The Government has raked in an extra £2bn in stamp duty thanks to the 3% surcharge on additional homes, according to new analysis by accountants Blick Rothenberg.
While HMRC’s latest stats show 1,204,730 transactions were recorded to the end of July 2017 – not far off the total seen in the year to 31 July 2015 (1,205,700) – the extra charge has boosted the SDLT take from £10.4bn to a whopping £12.4bn, which is about twice as much as expected.
The Treasury’s coffers may be spilling over, but Blick Rothenberg’s Robert Pullen has some concerns about the effects on FTBs: “Some of this increase could relate to general property price increases, but it is likely that the majority relates to the changes from 1 April 2016, which added an additional 3% SDLT for purchases of additional residential properties.
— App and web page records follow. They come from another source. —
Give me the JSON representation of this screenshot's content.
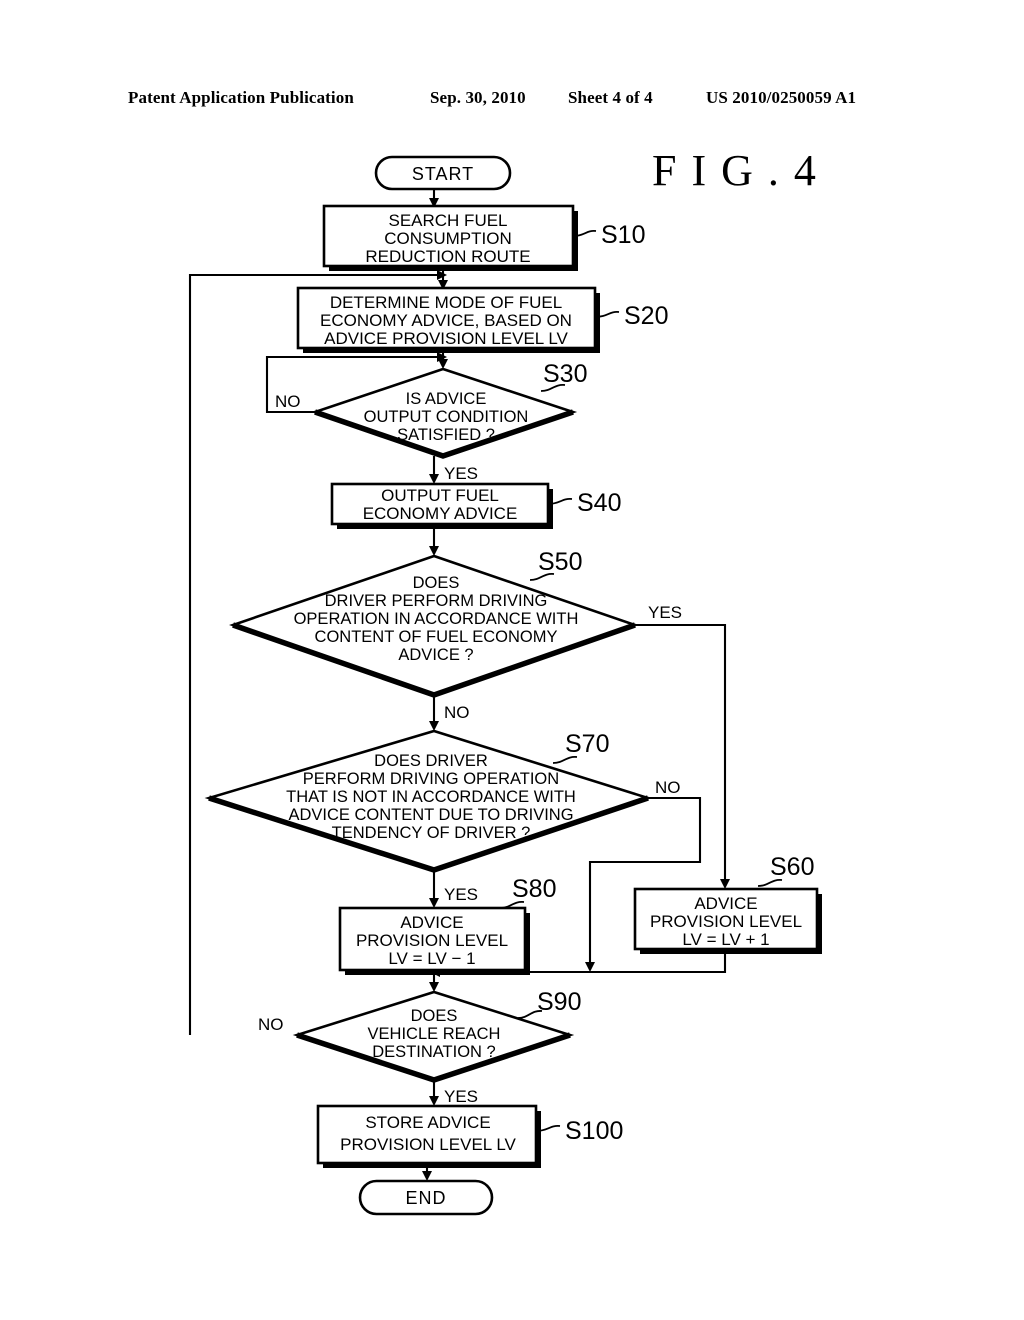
{
  "header": {
    "publication": "Patent Application Publication",
    "date": "Sep. 30, 2010",
    "sheet": "Sheet 4 of 4",
    "number": "US 2010/0250059 A1"
  },
  "figure": {
    "title": "F I G . 4"
  },
  "flowchart": {
    "start_label": "START",
    "end_label": "END",
    "yes_label": "YES",
    "no_label": "NO",
    "steps": {
      "s10": {
        "tag": "S10",
        "lines": [
          "SEARCH FUEL",
          "CONSUMPTION",
          "REDUCTION ROUTE"
        ]
      },
      "s20": {
        "tag": "S20",
        "lines": [
          "DETERMINE MODE OF FUEL",
          "ECONOMY ADVICE, BASED ON",
          "ADVICE PROVISION LEVEL LV"
        ]
      },
      "s30": {
        "tag": "S30",
        "lines": [
          "IS ADVICE",
          "OUTPUT CONDITION",
          "SATISFIED ?"
        ],
        "yes": "YES",
        "no": "NO"
      },
      "s40": {
        "tag": "S40",
        "lines": [
          "OUTPUT FUEL",
          "ECONOMY ADVICE"
        ]
      },
      "s50": {
        "tag": "S50",
        "lines": [
          "DOES",
          "DRIVER PERFORM DRIVING",
          "OPERATION IN ACCORDANCE WITH",
          "CONTENT OF FUEL ECONOMY",
          "ADVICE ?"
        ],
        "yes": "YES",
        "no": "NO"
      },
      "s60": {
        "tag": "S60",
        "lines": [
          "ADVICE",
          "PROVISION LEVEL",
          "LV = LV + 1"
        ]
      },
      "s70": {
        "tag": "S70",
        "lines": [
          "DOES DRIVER",
          "PERFORM DRIVING OPERATION",
          "THAT IS NOT IN ACCORDANCE WITH",
          "ADVICE CONTENT DUE TO DRIVING",
          "TENDENCY OF DRIVER ?"
        ],
        "yes": "YES",
        "no": "NO"
      },
      "s80": {
        "tag": "S80",
        "lines": [
          "ADVICE",
          "PROVISION LEVEL",
          "LV = LV − 1"
        ]
      },
      "s90": {
        "tag": "S90",
        "lines": [
          "DOES",
          "VEHICLE REACH",
          "DESTINATION ?"
        ],
        "yes": "YES",
        "no": "NO"
      },
      "s100": {
        "tag": "S100",
        "lines": [
          "STORE ADVICE",
          "PROVISION LEVEL LV"
        ]
      }
    }
  },
  "colors": {
    "ink": "#000000",
    "paper": "#ffffff"
  }
}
“The policy intention was always stated to be to realign the residential property market to make it fairer for first time buyers. It is becoming clearer, however, that as prices continue to rise, the measure has succeeded only in generating extra tax for HMRC, as well as a sluggish property market evidenced by the number of property transactions falling.
“The Government will need to urgently consider whether the additional 3% SDLT policy is helping achieve fairness in the property market, or if it is creating more problems than it is solving.
George Osborne by Ninian Reid (CC-BY-SA-2.0)